Top of DATASET EXTRACT
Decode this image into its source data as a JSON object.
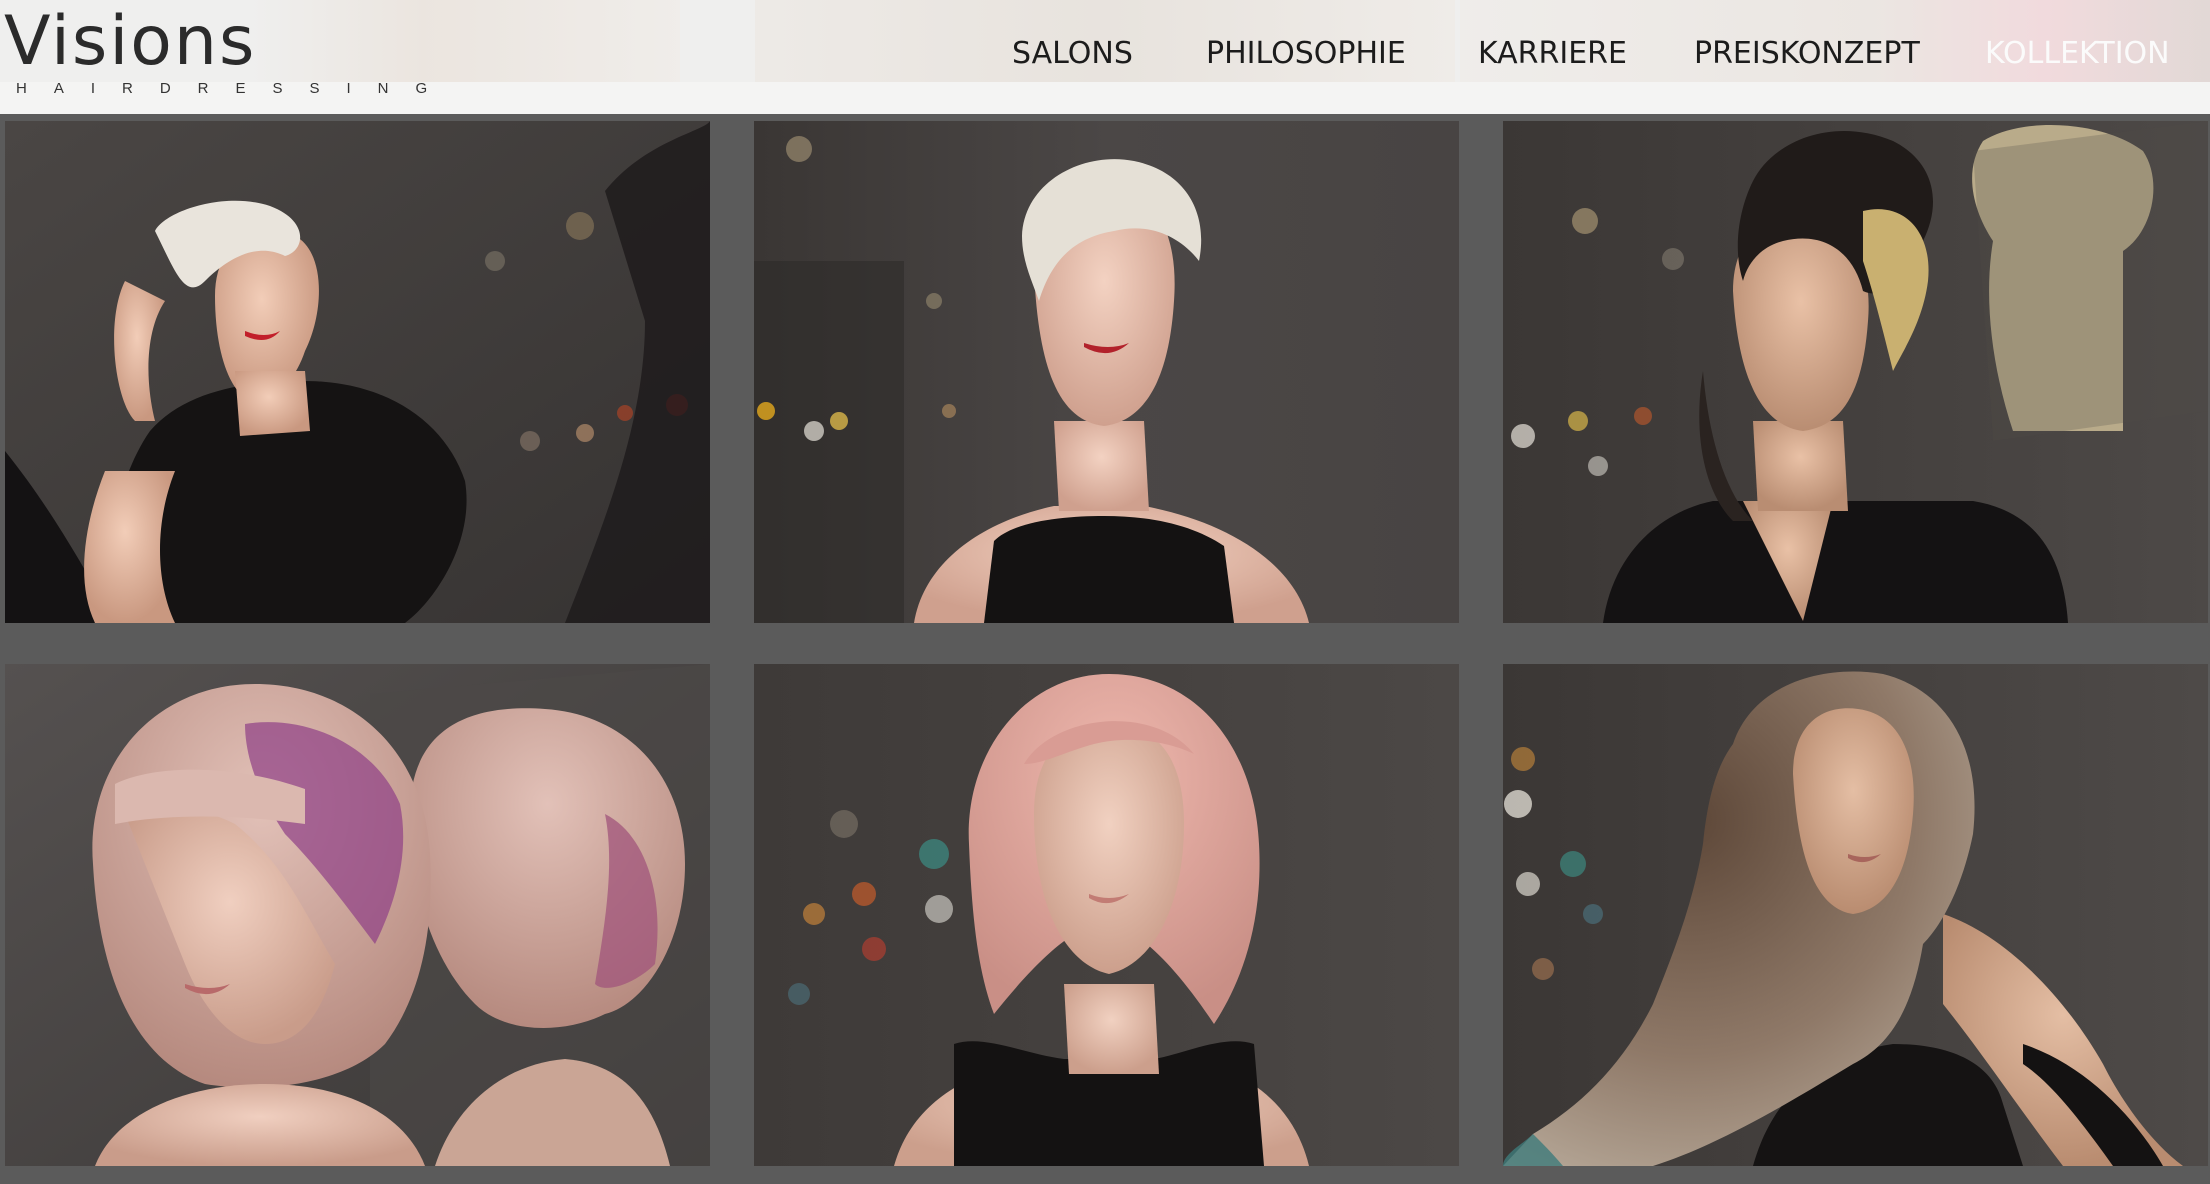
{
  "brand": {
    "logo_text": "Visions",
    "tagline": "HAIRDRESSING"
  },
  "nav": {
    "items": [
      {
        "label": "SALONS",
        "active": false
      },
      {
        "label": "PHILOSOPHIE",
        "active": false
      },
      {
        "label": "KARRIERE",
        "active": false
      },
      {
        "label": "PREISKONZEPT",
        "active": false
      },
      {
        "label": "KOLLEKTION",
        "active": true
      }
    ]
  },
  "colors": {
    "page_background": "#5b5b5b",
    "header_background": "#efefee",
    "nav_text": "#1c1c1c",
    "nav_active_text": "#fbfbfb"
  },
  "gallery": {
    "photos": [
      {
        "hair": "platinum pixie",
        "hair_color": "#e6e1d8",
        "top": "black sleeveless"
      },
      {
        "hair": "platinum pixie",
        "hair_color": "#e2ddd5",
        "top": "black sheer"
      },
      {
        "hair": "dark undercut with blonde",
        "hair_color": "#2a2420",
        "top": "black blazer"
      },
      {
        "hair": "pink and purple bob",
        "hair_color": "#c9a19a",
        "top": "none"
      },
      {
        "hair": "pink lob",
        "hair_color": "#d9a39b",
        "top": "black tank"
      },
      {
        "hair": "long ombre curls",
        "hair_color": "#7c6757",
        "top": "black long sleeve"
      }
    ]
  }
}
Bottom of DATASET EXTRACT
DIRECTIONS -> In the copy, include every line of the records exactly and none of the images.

ANSWER FOR THIS EXERCISE ->
Decode this image into its source data as a JSON object.
{
  "brand": {
    "logo_text": "Visions",
    "tagline": "HAIRDRESSING"
  },
  "nav": {
    "items": [
      {
        "label": "SALONS",
        "active": false
      },
      {
        "label": "PHILOSOPHIE",
        "active": false
      },
      {
        "label": "KARRIERE",
        "active": false
      },
      {
        "label": "PREISKONZEPT",
        "active": false
      },
      {
        "label": "KOLLEKTION",
        "active": true
      }
    ]
  },
  "colors": {
    "page_background": "#5b5b5b",
    "header_background": "#efefee",
    "nav_text": "#1c1c1c",
    "nav_active_text": "#fbfbfb"
  },
  "gallery": {
    "photos": [
      {
        "hair": "platinum pixie",
        "hair_color": "#e6e1d8",
        "top": "black sleeveless"
      },
      {
        "hair": "platinum pixie",
        "hair_color": "#e2ddd5",
        "top": "black sheer"
      },
      {
        "hair": "dark undercut with blonde",
        "hair_color": "#2a2420",
        "top": "black blazer"
      },
      {
        "hair": "pink and purple bob",
        "hair_color": "#c9a19a",
        "top": "none"
      },
      {
        "hair": "pink lob",
        "hair_color": "#d9a39b",
        "top": "black tank"
      },
      {
        "hair": "long ombre curls",
        "hair_color": "#7c6757",
        "top": "black long sleeve"
      }
    ]
  }
}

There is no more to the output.